By celebrating Thanksgiving with a turkey dinner, the Maya of Belize are continuing a tradition that goes back for centuries before the birth of Christ, and this will be reflected in the menu of Belize’s top eco resort during the 2012 Chaa Creek Thanksgiving holiday week.
Chaa Creek’s head chef Mario Alejandro Mendez Rivera, who is intimately familiar with Maya cuisine, said that he wanted his Thanksgiving degustation menu to reflect the importance of turkey in the Maya diet from ancient times up to the present day.
“I learned to cook from my mother and grandmother in Guatemala using Maya recipes passed down through generations, and in the course of my career I’ve mixed the style of the Highland Maya with influences from western Belize and east Caribbean Maya.
“Also, here at Chaa Creek many of our staff members are Maya, and believe me, this keeps it real. Our kitchen and service staff, for example, will say something like ‘at home we use more cacao in this turkey meal’, or, ‘my grandmother uses fresh allspice leaves in that sauce,’ and that’s been a wonderful way to pick up different elements and nuances of this centuries old style of cooking. It continues to fascinate me,” he said.
The Lodge at Chaa Creek is located in an area often referred to as the Heartland of the Maya and is situated between the two huge ancient metropolises of Caracol in Belize and Tikal in Guatemala. Owners Mick and Lucy Fleming, who began Chaa Creek as a small farm in the late 1970s and learned many of their organic farming techniques from their Maya neighbours, have always had a keen interest in Maya culture.
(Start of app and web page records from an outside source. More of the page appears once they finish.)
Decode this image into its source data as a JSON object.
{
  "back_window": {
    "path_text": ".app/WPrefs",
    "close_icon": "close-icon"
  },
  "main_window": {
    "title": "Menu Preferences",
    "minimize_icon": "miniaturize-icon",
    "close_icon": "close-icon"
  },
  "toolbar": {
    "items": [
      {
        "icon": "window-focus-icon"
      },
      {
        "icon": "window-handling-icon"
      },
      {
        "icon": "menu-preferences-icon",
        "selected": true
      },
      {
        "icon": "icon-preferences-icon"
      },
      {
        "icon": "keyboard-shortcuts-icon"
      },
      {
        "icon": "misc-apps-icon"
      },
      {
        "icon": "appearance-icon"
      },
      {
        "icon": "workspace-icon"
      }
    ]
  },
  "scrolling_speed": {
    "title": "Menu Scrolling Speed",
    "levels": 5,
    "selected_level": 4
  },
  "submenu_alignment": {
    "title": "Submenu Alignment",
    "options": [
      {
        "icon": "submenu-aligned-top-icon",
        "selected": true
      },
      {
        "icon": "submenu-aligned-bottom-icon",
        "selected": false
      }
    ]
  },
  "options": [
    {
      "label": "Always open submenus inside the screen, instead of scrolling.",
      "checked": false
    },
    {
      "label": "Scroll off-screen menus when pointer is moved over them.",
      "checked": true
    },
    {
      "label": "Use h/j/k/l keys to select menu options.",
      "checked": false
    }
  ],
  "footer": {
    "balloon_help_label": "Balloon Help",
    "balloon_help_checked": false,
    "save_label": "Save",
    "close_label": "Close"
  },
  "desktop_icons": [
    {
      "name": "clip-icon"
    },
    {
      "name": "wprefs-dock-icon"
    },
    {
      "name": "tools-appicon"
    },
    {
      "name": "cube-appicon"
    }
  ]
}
And Chef Mario, as he’s known, is passionate about the health benefits of a Maya diet.
“We know that the ancient Maya had a very healthy diet and were able to feed huge populations for thousands of years, but many people have no idea how delicious it is,” he said. “For example turkey mole is a popular Mexican meal, but many people will be surprised to learn that cooking turkey with cacao, the raw ingredient of chocolate, goes back thousands of years and was a Maya staple. It’s unique, very healthy and incredibly delicious,” he added.
The Maya began as hunter gatherers in Mesoamerica, but from 1800 BC the culture began expanding rapidly and developed sophisticated agricultural, aquaculture and animal husbandry techniques to feed populations as large as Caracol’s peak of some 180,000 thousand people. While meat was not central to their diet, they hunted rainforest wildlife and domesticated animals. Turkey, known as ulum, was a favourite domesticated and wild food.
Turkey was, and remains a Maya favourite in soups and other dishes, and Chef Mario said it will feature in a Chaa Creek Thanksgiving he expects will be “memorable”.
“Thanksgiving vacations at Chaa Creek are always a special combination of the traditional and the exotic, and this year, with the approach of the 2012 Maya Winter Solstice, we’ll be pulling out all stops. I love traditional turkey dinners, and am really looking forward to working with this wonderful Maya influence as well. With so many fresh ingredients from the Chaa Creek Maya Organic Farm and an abundance of turkeys to work with, I’m, already excited at the prospect of presenting something truly exceptional.
“Pumpkin in various forms was another Maya favourite, but rest assured we’ll also have the traditional pumpkin pies our guests are familiar with. In fact, I’m confident our Chaa Creek 2012 Thanksgiving guests will go away with memories of a truly unique presentation where the familiar meets the exotic to produce something exceptional. I’m looking forward to it,” Chef Mario said.